(Entries from a dataset of interfaces)
========

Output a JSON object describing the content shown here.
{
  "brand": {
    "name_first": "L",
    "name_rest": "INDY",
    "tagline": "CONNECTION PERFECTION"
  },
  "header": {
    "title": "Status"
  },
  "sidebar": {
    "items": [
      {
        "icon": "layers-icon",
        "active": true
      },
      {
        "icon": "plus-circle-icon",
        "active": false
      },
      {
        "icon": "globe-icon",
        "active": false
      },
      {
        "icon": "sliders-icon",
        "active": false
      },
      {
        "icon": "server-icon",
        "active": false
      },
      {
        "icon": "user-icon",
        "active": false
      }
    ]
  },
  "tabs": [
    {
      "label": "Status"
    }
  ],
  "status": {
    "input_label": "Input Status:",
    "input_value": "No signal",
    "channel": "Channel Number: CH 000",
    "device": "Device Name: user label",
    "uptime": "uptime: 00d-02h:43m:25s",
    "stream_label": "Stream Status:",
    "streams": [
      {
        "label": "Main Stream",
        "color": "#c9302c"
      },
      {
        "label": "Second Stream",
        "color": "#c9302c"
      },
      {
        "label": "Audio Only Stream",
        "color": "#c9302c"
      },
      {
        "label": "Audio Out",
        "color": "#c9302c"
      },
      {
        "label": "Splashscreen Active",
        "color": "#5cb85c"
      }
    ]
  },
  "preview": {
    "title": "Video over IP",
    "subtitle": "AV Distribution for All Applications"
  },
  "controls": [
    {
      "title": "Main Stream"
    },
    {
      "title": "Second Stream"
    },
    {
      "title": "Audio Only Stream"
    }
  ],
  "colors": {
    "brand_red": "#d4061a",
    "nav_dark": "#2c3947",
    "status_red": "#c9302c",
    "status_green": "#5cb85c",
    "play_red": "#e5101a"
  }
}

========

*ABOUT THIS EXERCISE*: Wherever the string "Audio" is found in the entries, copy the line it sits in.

*SOLUTION TO THIS PROBLEM*:
        "label": "Audio Only Stream",
        "label": "Audio Out",
      "title": "Audio Only Stream"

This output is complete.